- _TASK ITEM_
Copy each line of the records below that has "kbps" in it.

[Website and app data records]
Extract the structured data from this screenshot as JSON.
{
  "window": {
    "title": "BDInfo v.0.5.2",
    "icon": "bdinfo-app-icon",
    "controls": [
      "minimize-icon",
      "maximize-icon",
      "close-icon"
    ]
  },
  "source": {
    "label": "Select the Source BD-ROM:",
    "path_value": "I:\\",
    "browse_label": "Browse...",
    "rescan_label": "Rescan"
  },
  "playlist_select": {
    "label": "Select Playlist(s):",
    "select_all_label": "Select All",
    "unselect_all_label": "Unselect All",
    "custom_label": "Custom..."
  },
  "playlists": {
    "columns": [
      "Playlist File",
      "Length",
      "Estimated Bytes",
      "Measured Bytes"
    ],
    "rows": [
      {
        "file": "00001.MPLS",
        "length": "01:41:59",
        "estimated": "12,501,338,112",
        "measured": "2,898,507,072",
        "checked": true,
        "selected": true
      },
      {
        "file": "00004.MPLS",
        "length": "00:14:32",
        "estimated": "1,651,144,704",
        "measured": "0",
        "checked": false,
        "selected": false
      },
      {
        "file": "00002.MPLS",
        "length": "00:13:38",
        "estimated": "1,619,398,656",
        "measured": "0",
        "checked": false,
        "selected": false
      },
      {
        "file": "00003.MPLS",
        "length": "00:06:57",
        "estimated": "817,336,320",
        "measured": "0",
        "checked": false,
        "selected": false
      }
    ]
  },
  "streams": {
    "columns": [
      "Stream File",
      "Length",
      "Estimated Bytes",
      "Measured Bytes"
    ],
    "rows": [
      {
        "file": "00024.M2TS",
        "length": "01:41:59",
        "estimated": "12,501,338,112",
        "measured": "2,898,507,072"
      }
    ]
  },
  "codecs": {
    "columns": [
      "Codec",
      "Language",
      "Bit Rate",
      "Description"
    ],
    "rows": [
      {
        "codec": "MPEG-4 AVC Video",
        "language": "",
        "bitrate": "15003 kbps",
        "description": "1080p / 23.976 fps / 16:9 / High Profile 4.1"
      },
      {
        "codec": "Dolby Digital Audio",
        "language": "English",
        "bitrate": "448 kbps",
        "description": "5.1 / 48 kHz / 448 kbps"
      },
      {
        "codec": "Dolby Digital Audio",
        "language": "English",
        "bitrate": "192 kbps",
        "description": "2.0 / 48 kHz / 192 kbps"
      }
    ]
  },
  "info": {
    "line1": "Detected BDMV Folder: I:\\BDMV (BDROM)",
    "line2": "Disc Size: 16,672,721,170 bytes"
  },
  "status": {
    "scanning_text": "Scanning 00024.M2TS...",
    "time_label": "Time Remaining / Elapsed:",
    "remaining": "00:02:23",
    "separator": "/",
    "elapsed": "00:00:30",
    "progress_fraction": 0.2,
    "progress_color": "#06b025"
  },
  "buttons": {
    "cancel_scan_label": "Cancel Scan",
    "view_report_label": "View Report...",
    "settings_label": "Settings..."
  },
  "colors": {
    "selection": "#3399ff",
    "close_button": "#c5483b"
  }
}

- _WRITTEN REPLY_
        "bitrate": "15003 kbps",
        "bitrate": "448 kbps",
        "description": "5.1 / 48 kHz / 448 kbps"
        "bitrate": "192 kbps",
        "description": "2.0 / 48 kHz / 192 kbps"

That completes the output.